Records excerpted from a collection
========================
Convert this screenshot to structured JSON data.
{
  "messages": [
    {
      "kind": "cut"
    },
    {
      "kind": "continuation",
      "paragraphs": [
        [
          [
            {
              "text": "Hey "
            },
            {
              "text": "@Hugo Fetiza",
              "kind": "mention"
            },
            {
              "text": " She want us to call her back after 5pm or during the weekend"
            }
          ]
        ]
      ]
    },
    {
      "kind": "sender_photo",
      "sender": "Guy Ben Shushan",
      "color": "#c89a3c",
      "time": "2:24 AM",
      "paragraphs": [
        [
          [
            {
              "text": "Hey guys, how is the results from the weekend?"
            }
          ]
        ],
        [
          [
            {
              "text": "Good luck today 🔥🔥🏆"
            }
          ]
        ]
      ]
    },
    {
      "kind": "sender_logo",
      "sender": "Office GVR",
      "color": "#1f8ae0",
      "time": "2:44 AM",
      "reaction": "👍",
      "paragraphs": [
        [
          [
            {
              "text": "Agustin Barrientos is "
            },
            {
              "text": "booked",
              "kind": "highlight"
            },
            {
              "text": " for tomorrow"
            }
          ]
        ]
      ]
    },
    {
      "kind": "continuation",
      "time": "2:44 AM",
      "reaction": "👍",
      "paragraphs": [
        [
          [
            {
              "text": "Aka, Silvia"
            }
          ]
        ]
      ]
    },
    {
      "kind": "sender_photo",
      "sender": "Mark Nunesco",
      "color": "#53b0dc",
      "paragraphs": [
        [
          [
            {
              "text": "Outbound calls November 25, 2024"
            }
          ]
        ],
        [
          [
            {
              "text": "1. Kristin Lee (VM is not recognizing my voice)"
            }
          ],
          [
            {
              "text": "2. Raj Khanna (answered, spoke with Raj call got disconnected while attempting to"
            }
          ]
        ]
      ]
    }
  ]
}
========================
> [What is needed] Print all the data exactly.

> [Written response]
Convert this screenshot to structured JSON data.
{
  "messages": [
    {
      "kind": "cut"
    },
    {
      "kind": "continuation",
      "paragraphs": [
        [
          [
            {
              "text": "Hey "
            },
            {
              "text": "@Hugo Fetiza",
              "kind": "mention"
            },
            {
              "text": " She want us to call her back after 5pm or during the weekend"
            }
          ]
        ]
      ]
    },
    {
      "kind": "sender_photo",
      "sender": "Guy Ben Shushan",
      "color": "#c89a3c",
      "time": "2:24 AM",
      "paragraphs": [
        [
          [
            {
              "text": "Hey guys, how is the results from the weekend?"
            }
          ]
        ],
        [
          [
            {
              "text": "Good luck today 🔥🔥🏆"
            }
          ]
        ]
      ]
    },
    {
      "kind": "sender_logo",
      "sender": "Office GVR",
      "color": "#1f8ae0",
      "time": "2:44 AM",
      "reaction": "👍",
      "paragraphs": [
        [
          [
            {
              "text": "Agustin Barrientos is "
            },
            {
              "text": "booked",
              "kind": "highlight"
            },
            {
              "text": " for tomorrow"
            }
          ]
        ]
      ]
    },
    {
      "kind": "continuation",
      "time": "2:44 AM",
      "reaction": "👍",
      "paragraphs": [
        [
          [
            {
              "text": "Aka, Silvia"
            }
          ]
        ]
      ]
    },
    {
      "kind": "sender_photo",
      "sender": "Mark Nunesco",
      "color": "#53b0dc",
      "paragraphs": [
        [
          [
            {
              "text": "Outbound calls November 25, 2024"
            }
          ]
        ],
        [
          [
            {
              "text": "1. Kristin Lee (VM is not recognizing my voice)"
            }
          ],
          [
            {
              "text": "2. Raj Khanna (answered, spoke with Raj call got disconnected while attempting to"
            }
          ]
        ]
      ]
    }
  ]
}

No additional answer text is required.